Stu­dents are served three meals a day at the full-time school, whose 322 stu­dents at­tend from 7 am to 5 pm.

The cam­paign started with a few stu­dents un­der the guid­ance of teach­ers. They mon­i­tored the food wasted in the school kitchen, car­ried out sur­veys on nu­tri­tion, and talked with other stu­dents and the cooks to adapt the meals in or­der to make them tastier and re­duce waste.

Be­sides cut­ting eco­nomic losses and boost­ing a health­ier diet in schools, with more sal­ads and lower fat, the cam­paign is help­ing to im­prove fam­ily habits, said 14-year-old Mar­cos Ro­drigues, one of the cam­paign’s lead­ers. Fam­i­lies adopt our habits, even though we only eat din­ner at home. Now we eat more vegeta­bles at home. I used to be fat, but I lost weight do­ing sports and eat­ing food with less calo­ries, and to­day I have my health un­der control,” the teenager stated. But it is “in the ac­cep­tance of healthy foods where we need more ef­fort, in light of an in­ter­na­tional sce­nario of in­creas­ingly in­dus­tri­al­ized prod­ucts which of­fer great convenience,” said Mor­eira Pinto. Most of the fruits and vegeta­bles served in schools in Vi­to­ria come from Santa Maria de Jetibá, a hilly mu­nic­i­pal­ity 90 km away, pop­u­lated by Pomera­ni­ans, a Euro­pean eth­nic group that used to oc­cupy parts of Ger­many and Poland, who scat­tered at the end of World War II. Pomera­nian im­mi­gra­tion to Brazil oc­curred mainly in the late 19th cen­tury, to Espírito Santo, where they main­tained their ru­ral cus­toms and their lan­guage in a num­ber of mu­nic­i­pal­i­ties where there are big com­mu­ni­ties. “Santa Maria is the most Pomera­nian mu­nic­i­pal­ity in Brazil and per­haps in the world,” ac­cord­ing to Mayor Hi­lario Roepke, due to both the num­ber of in­hab­i­tants as well as the preser­va­tion of a cul­ture that has dis­ap­peared or has changed a lot even in their na­tive land. “Of nearly 40,000 in­hab­i­tants, 72 per cent are still ru­ral,” al­low­ing the mu­nic­i­pal­ity to oc­cupy first place in agri­cul­tural pro­duc­tion in the state of Espírito Santo and eleventh in Brazil, and the sec­ond lead­ing na­tional pro­ducer of eggs: nine mil­lion a day, said the mayor.

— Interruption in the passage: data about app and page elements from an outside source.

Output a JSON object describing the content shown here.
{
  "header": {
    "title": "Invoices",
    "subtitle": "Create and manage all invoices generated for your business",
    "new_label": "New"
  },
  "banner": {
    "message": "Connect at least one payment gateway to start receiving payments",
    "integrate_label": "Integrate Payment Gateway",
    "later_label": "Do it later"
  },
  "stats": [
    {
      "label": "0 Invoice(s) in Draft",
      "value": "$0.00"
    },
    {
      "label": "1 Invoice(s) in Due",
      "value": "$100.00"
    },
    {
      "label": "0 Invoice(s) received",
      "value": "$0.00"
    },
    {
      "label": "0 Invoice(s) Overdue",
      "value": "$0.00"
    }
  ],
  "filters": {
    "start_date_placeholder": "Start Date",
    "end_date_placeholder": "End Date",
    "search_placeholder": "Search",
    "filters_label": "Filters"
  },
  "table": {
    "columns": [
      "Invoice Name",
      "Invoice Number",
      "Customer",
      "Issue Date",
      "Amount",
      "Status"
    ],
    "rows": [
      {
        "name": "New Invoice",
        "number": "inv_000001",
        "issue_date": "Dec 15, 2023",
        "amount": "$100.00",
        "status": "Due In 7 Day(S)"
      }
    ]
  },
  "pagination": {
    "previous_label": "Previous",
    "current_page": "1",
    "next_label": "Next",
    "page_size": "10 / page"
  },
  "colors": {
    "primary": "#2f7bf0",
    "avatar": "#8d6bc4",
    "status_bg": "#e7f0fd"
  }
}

The 220-mem­ber Co­op­er­a­tive of Fam­ily Farm­ers of the Ser­rana Re­gion (CAF) is the big­gest sup­plier of food to schools. “The school feed­ing pro­gramme in Vi­to­ria´s metropolitan re­gion is our main mar­ket,” said Maicon Koehler, an agri­cul­tural tech­ni­cian for CAF. Greater Vi­to­ria has a to­tal pop­u­la­tion of nearly two mil­lion. With 102 mu­nic­i­pal schools, the city buys nearly 20 tons of meat and 6.3 tons of beans a month to feed its al­most 500,000 stu­dents, es­ti­mated the co­or­di­na­tor of the sec­tor, who ex­plained that the amounts of fruits and vegeta­bles vary, de­pend­ing on the sea­son.

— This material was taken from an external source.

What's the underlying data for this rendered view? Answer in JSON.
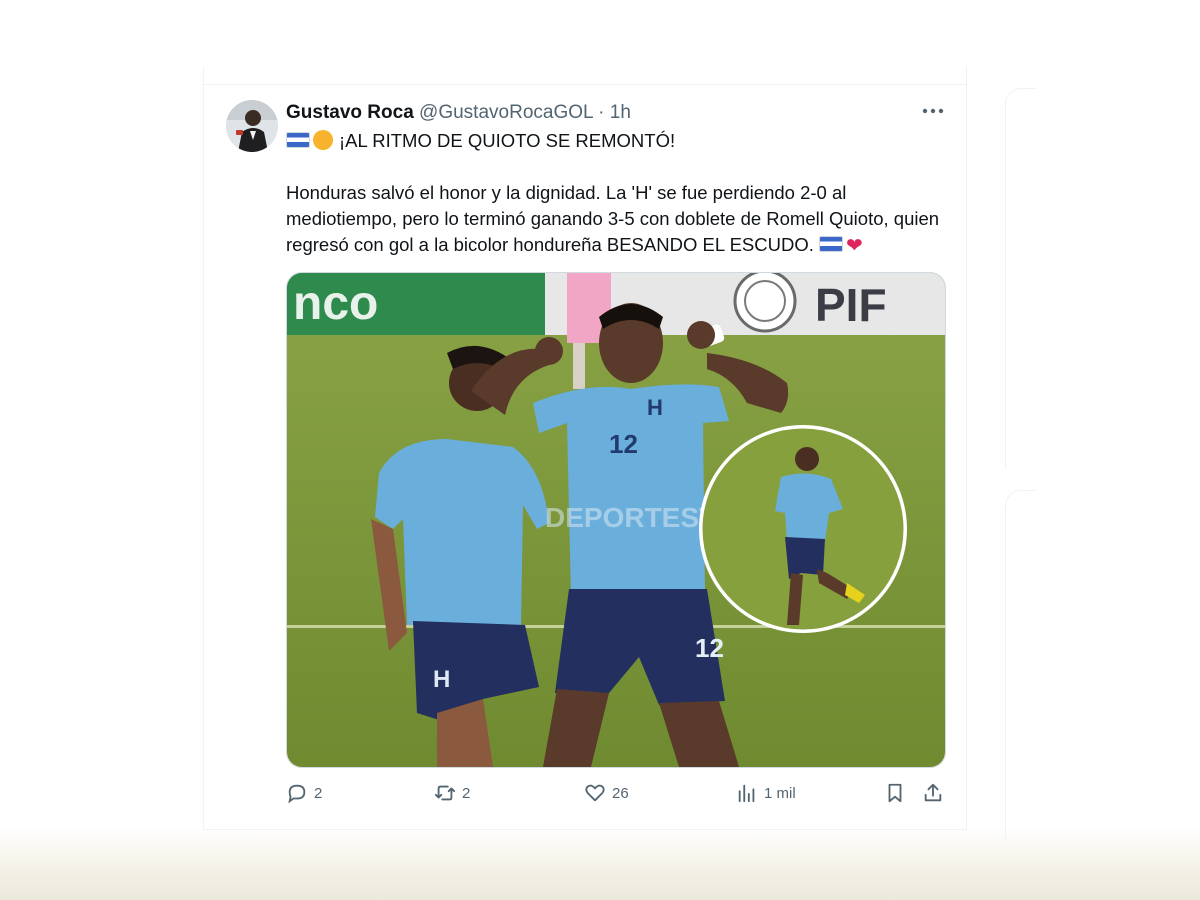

A farmer picks let­tuce in Santa María de Jetibá, a hilly farm­ing mu­nic­i­pal­ity that is the main sup­plier of agri­cul­tural prod­ucts for school meals in the city of Vi­to­ria, 90 km away along a wind­ing high­way. It is home to the largest Pomera­nian com­mu­nity in Brazil and pos­si­bly in the world. Im­age: Mario Osava/ips

The re­frig­er­a­tor of a pub­lic preschool and daycare cen­tre in the city of Vi­to­ria, full of lo­cally-pro­duced fruit and vegeta­bles. In Brazil, the oblig­a­tory sup­ply of at least 30 per cent of the food for school meals from fam­ily farms has im­proved nu­tri­tion among the stu­dents and has pro­moted lo­cal de­vel­op­ment. Im­age: Mario Osava/ips

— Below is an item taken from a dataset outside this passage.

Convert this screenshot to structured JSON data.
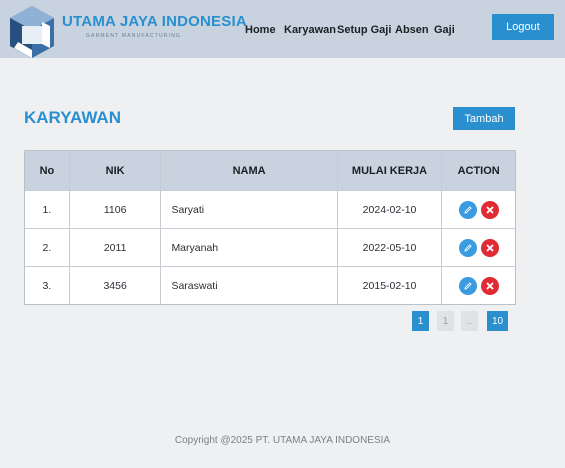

Stu­dents eat lunch in the Al­berto Martinelli Mu­nic­i­pal Preschool in the city of Vi­to­ria. A good part of their food comes from lo­cal fam­ily farms, like in the rest of the pub­lic schools in Brazil. Im­age: Mario Osava/ips

Newspapers in English

Newspapers from USA

© PressReader. All rights reserved.